One of the first proposed changes to have an impact would be an increase in the flat fee imposed on individual slot machines. In this case, the existing fee of €4,164 would rise by approximately 24% to €5,172.
The second major ramification would be an increase on the annual fee of table games, covering blackjack and roulette. At present, the 2019 annual levy for operating each table is set at €23,400, but could rise by 20% to reach a higher level of €28,080.
Figures for First Half of 2019
By its calculations, the Latvian government has determined the new taxes could potentially generate €9.0 million in revenue. Of course, this is predicated on the country maintaining its present numbers of 8,643 licensed slot machines and 61 table games.

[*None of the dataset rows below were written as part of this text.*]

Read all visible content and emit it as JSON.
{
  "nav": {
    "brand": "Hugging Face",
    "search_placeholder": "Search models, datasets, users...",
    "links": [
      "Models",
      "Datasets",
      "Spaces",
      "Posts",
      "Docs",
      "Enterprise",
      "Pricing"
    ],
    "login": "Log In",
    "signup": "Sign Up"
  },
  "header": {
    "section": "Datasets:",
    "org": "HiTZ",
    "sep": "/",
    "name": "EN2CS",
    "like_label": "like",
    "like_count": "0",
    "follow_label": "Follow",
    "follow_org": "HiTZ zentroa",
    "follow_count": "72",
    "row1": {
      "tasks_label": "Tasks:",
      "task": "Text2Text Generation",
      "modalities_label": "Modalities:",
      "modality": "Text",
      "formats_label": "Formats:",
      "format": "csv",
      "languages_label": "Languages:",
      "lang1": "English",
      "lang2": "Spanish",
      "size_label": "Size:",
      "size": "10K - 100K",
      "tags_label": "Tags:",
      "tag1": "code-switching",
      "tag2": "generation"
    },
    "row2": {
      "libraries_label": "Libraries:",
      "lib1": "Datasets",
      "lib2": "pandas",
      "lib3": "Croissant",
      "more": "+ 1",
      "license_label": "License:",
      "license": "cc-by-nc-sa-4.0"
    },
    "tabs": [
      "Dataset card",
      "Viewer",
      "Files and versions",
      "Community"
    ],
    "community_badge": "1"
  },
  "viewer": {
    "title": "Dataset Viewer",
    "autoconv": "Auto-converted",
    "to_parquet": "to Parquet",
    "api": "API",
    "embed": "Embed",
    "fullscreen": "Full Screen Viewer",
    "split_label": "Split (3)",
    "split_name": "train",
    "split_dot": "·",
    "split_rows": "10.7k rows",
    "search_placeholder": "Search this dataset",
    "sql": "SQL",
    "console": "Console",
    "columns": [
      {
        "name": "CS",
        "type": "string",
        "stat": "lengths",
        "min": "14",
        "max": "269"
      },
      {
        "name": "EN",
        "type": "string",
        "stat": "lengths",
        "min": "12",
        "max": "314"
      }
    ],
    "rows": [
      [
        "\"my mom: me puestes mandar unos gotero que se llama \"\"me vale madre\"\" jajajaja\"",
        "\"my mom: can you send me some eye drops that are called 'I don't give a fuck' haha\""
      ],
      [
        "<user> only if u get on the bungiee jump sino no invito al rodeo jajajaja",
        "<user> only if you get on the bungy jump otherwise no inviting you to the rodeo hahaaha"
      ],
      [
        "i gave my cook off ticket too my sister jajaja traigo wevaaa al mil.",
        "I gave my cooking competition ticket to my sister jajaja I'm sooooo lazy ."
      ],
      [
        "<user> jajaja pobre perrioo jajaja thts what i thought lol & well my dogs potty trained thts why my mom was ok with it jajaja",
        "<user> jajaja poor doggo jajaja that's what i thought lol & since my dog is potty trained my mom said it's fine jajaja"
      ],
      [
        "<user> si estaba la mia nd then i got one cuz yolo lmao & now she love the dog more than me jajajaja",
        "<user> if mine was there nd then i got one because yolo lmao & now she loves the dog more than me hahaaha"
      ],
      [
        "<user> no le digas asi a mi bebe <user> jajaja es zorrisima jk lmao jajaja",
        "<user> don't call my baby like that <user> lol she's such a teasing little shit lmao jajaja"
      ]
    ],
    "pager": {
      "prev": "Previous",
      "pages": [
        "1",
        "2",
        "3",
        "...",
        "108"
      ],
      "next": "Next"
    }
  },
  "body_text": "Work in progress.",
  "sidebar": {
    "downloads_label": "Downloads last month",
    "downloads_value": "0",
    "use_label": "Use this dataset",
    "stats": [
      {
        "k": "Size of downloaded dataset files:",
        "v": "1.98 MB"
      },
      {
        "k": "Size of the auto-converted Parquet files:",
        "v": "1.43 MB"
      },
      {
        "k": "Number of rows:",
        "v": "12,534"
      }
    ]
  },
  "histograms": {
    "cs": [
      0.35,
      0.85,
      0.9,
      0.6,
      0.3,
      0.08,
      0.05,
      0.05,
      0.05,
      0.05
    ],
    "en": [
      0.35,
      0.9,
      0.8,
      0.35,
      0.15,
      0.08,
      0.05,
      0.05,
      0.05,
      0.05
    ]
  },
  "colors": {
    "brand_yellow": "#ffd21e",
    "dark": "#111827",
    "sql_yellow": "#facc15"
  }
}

In reporting on the first half of 2019, the government stated that an average of €12,896 was generated per slot machine for €111.5 million in total revenue. For same period, an average €132,164 was earned from every table game for an €8.1 million collective value.
What Comes Next
If the proposal is voted into law, then the government plans to adjust how the tax revenue is distributed. Under the current system, 75% of taxes go to the government and 25% to the municipal region where it was collected. Moving forward, the new split would provide 90% to the government and just 10% to municipalities.
All shall become clear once the budget is ready by parliament. Should it receive approval, expect the changes to be applied as of 1 January 2020.